Asian Writer Short Story Prize
A Done Deal
That night we spent in your hotel room in Milan, you peeled off my red suit dress, my black Vanity Fair lace, removed the silver necklace that went down to my belly – a gift from my flatmate Ayesha – and left me naked but for those patent black stilettos, which I finally let drop to the floor as you hoisted me onto the bed. I ran my hands through your floppy hair, flaxen apart from the grey at the sides, undid your shirt buttons, cast your clothes to the chair by the dresser. Your hand left my body a moment and the lights went off: the two at either side of the bed, the one at the dresser and the main one that glared down at us from the ceiling exposing the truth of the scene.
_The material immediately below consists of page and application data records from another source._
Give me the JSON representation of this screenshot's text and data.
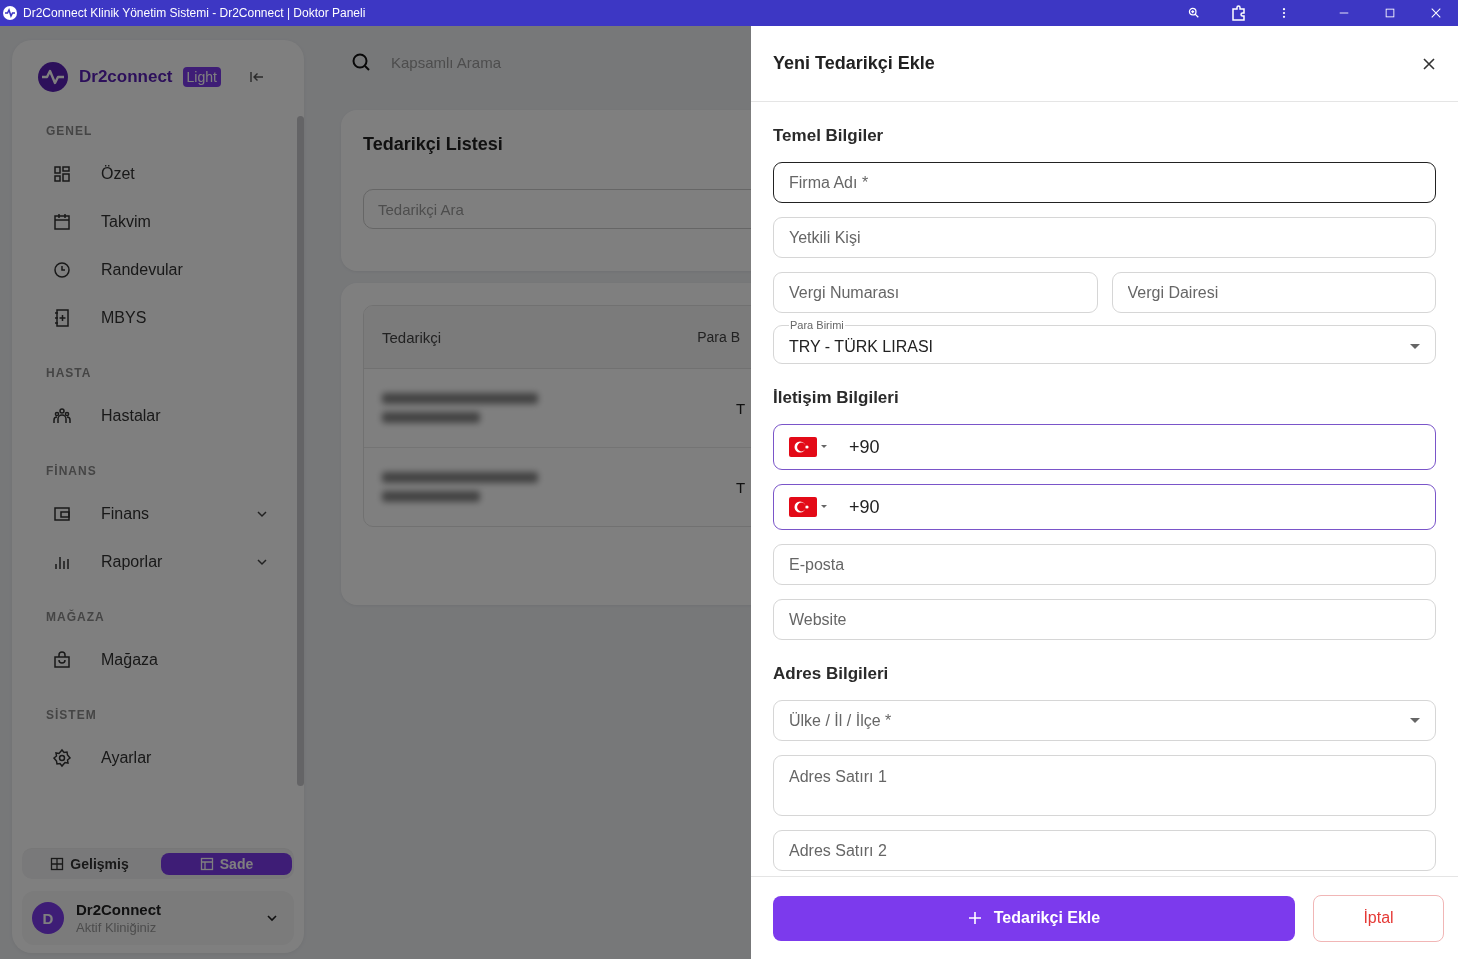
{
  "window": {
    "title": "Dr2Connect Klinik Yönetim Sistemi - Dr2Connect | Doktor Paneli"
  },
  "sidebar": {
    "brand": "Dr2connect",
    "badge": "Light",
    "sections": [
      {
        "title": "GENEL",
        "items": [
          {
            "label": "Özet",
            "kind": "link"
          },
          {
            "label": "Takvim",
            "kind": "link"
          },
          {
            "label": "Randevular",
            "kind": "link"
          },
          {
            "label": "MBYS",
            "kind": "link"
          }
        ]
      },
      {
        "title": "HASTA",
        "items": [
          {
            "label": "Hastalar",
            "kind": "link"
          }
        ]
      },
      {
        "title": "FİNANS",
        "items": [
          {
            "label": "Finans",
            "kind": "group"
          },
          {
            "label": "Raporlar",
            "kind": "group"
          }
        ]
      },
      {
        "title": "MAĞAZA",
        "items": [
          {
            "label": "Mağaza",
            "kind": "link"
          }
        ]
      },
      {
        "title": "SİSTEM",
        "items": [
          {
            "label": "Ayarlar",
            "kind": "link"
          }
        ]
      }
    ],
    "view_toggle": [
      {
        "label": "Gelişmiş",
        "selected": false
      },
      {
        "label": "Sade",
        "selected": true
      }
    ],
    "clinic": {
      "avatar": "D",
      "name": "Dr2Connect",
      "subtitle": "Aktif Kliniğiniz"
    }
  },
  "search": {
    "placeholder": "Kapsamlı Arama"
  },
  "supplier_list": {
    "title": "Tedarikçi Listesi",
    "search_placeholder": "Tedarikçi Ara",
    "table": {
      "columns": [
        "Tedarikçi",
        "Para B"
      ],
      "rows": [
        {
          "column_2": "T"
        },
        {
          "column_2": "T"
        }
      ]
    }
  },
  "drawer": {
    "title": "Yeni Tedarikçi Ekle",
    "sections": [
      {
        "title": "Temel Bilgiler",
        "rows": [
          [
            {
              "kind": "text",
              "placeholder": "Firma Adı *",
              "focused": true
            }
          ],
          [
            {
              "kind": "text",
              "placeholder": "Yetkili Kişi",
              "focused": false
            }
          ],
          [
            {
              "kind": "text",
              "placeholder": "Vergi Numarası",
              "focused": false
            },
            {
              "kind": "text",
              "placeholder": "Vergi Dairesi",
              "focused": false
            }
          ],
          [
            {
              "kind": "select",
              "label": "Para Birimi",
              "value": "TRY - TÜRK LIRASI",
              "focused": false
            }
          ]
        ]
      },
      {
        "title": "İletişim Bilgileri",
        "rows": [
          [
            {
              "kind": "phone",
              "value": "+90",
              "focused": false
            }
          ],
          [
            {
              "kind": "phone",
              "value": "+90",
              "focused": false
            }
          ],
          [
            {
              "kind": "text",
              "placeholder": "E-posta",
              "focused": false
            }
          ],
          [
            {
              "kind": "text",
              "placeholder": "Website",
              "focused": false
            }
          ]
        ]
      },
      {
        "title": "Adres Bilgileri",
        "rows": [
          [
            {
              "kind": "select",
              "placeholder": "Ülke / İl / İlçe *",
              "focused": false
            }
          ],
          [
            {
              "kind": "textarea",
              "placeholder": "Adres Satırı 1",
              "focused": false
            }
          ],
          [
            {
              "kind": "text",
              "placeholder": "Adres Satırı 2",
              "focused": false
            }
          ]
        ]
      }
    ],
    "submit": "Tedarikçi Ekle",
    "cancel": "İptal"
  }
}
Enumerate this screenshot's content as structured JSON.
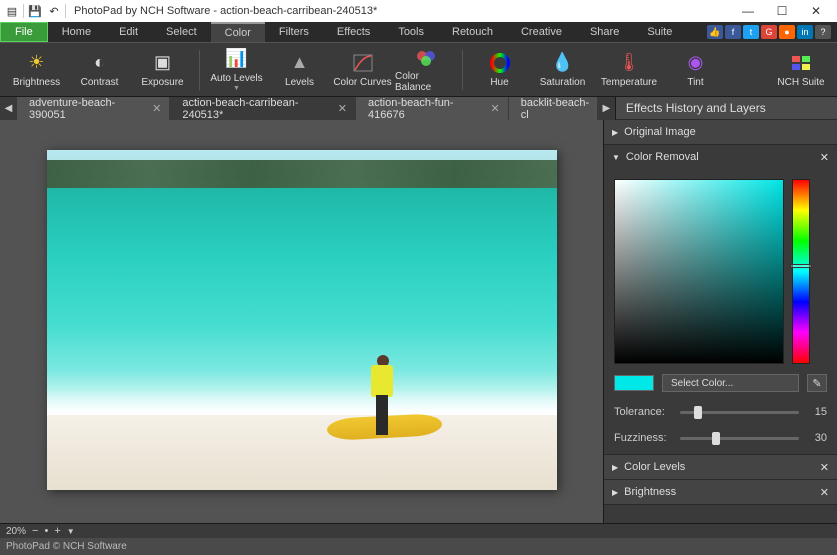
{
  "titlebar": {
    "title": "PhotoPad by NCH Software - action-beach-carribean-240513*"
  },
  "menu": {
    "items": [
      "File",
      "Home",
      "Edit",
      "Select",
      "Color",
      "Filters",
      "Effects",
      "Tools",
      "Retouch",
      "Creative",
      "Share",
      "Suite"
    ],
    "active_index": 0,
    "selected_tab_index": 4
  },
  "ribbon": {
    "buttons": [
      {
        "label": "Brightness",
        "icon": "sun"
      },
      {
        "label": "Contrast",
        "icon": "contrast"
      },
      {
        "label": "Exposure",
        "icon": "exposure"
      },
      {
        "label": "Auto Levels",
        "icon": "autolevels",
        "dropdown": true
      },
      {
        "label": "Levels",
        "icon": "levels"
      },
      {
        "label": "Color Curves",
        "icon": "curves"
      },
      {
        "label": "Color Balance",
        "icon": "balance"
      },
      {
        "label": "Hue",
        "icon": "hue"
      },
      {
        "label": "Saturation",
        "icon": "saturation"
      },
      {
        "label": "Temperature",
        "icon": "temperature"
      },
      {
        "label": "Tint",
        "icon": "tint"
      }
    ],
    "nch_label": "NCH Suite"
  },
  "tabs": [
    {
      "label": "adventure-beach-390051"
    },
    {
      "label": "action-beach-carribean-240513*",
      "active": true
    },
    {
      "label": "action-beach-fun-416676"
    },
    {
      "label": "backlit-beach-cl"
    }
  ],
  "side_panel": {
    "title": "Effects History and Layers",
    "sections": {
      "original": "Original Image",
      "color_removal": "Color Removal",
      "select_color": "Select Color...",
      "tolerance_label": "Tolerance:",
      "tolerance_value": "15",
      "fuzziness_label": "Fuzziness:",
      "fuzziness_value": "30",
      "color_levels": "Color Levels",
      "brightness": "Brightness"
    },
    "selected_color": "#00e8e8"
  },
  "zoom": {
    "level": "20%"
  },
  "status": {
    "text": "PhotoPad © NCH Software"
  }
}
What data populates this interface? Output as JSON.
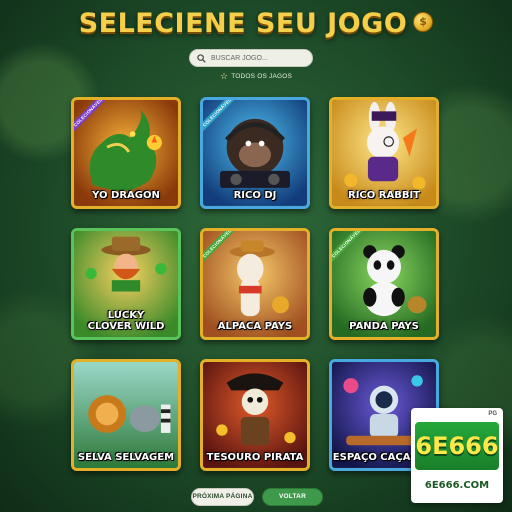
{
  "header": {
    "title": "SELECIENE SEU JOGO"
  },
  "search": {
    "placeholder": "BUSCAR JOGO..."
  },
  "filter": {
    "label": "TODOS OS JAGOS"
  },
  "ribbon_text": "COLECIONÁVEL",
  "games": [
    {
      "name": "YO DRAGON",
      "frame": "gold",
      "ribbon": true
    },
    {
      "name": "RICO DJ",
      "frame": "blue",
      "ribbon": true
    },
    {
      "name": "RICO RABBIT",
      "frame": "gold",
      "ribbon": false
    },
    {
      "name_line1": "LUCKY",
      "name_line2": "CLOVER WILD",
      "frame": "green",
      "ribbon": false
    },
    {
      "name": "ALPACA PAYS",
      "frame": "gold",
      "ribbon": true
    },
    {
      "name": "PANDA PAYS",
      "frame": "gold",
      "ribbon": true
    },
    {
      "name": "SELVA SELVAGEM",
      "frame": "gold",
      "ribbon": false
    },
    {
      "name": "TESOURO PIRATA",
      "frame": "gold",
      "ribbon": false
    },
    {
      "name": "ESPAÇO CAÇA-NÍQ",
      "frame": "blue",
      "ribbon": false
    }
  ],
  "footer": {
    "next_label": "PRÓXIMA PÁGINA",
    "back_label": "VOLTAR"
  },
  "brand": {
    "logo": "6E666",
    "url": "6E666.COM",
    "badge": "PG"
  },
  "colors": {
    "accent_gold": "#f6cf4a",
    "button_green": "#3e9a4a",
    "frame_gold": "#e3b028",
    "frame_blue": "#4aa8e0",
    "frame_green": "#58c45a"
  },
  "icons": {
    "title_icon": "coin-icon",
    "search": "search-icon",
    "filter": "star-icon"
  }
}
Perhaps you preferred darkness as you were conscious of yourself, but there was no need. Your body wasn’t withered in the way I’d imagined: your belly was somewhat round and your chest hair grey, but you were otherwise barely timeworn, or perhaps I chose not to notice. In the dark, your touch was heightened. So was the light of the TV you’d left on mute when we’d entered the room: for ambience, you’d said, as you poured a whiskey from the mini bar. I felt your alcohol-scented breath, your wet kiss on my lips and neck, and at the same time your whisper telling me I tasted of strawberry milkshake, or perhaps the pink champagne we’d shared earlier. You ran your hands up my arms first, then every other inch of my skin, with the authority of a feline caress.
A phone vibrated against the hard glass of the bedside table on my side. I thought it was mine at first – Ayesha calling to talk about her date with Kamran. Kamran, the dentist she’d been introduced to by her parents and had been emailing. It wasn’t my phone though; it was yours. You scrambled for it over my body in the dark; said you had better respond in case it was the client we’d had dinner with. As you held it to your ear, I listened carefully in case it was a woman’s voice. How was your journey, darling? I imagined it would say, crimson lining the withered lips by the receiver. Instead I heard the monotones of our colleague, Ron, asking what time we should convene for breakfast. You cleared your throat and lied; told him you had an early morning meeting so we should meet straight at Linate, at the All ‘Italia desk. I studied his every cadence, in case it gave away that he suspected something to be awry. I pictured him smoking a cigarette alone downstairs where the creak of rickety trams echoed though the piazza like a bad dream. As you hung up, we both rolled around in laughter at the thought of what we’d hidden from him.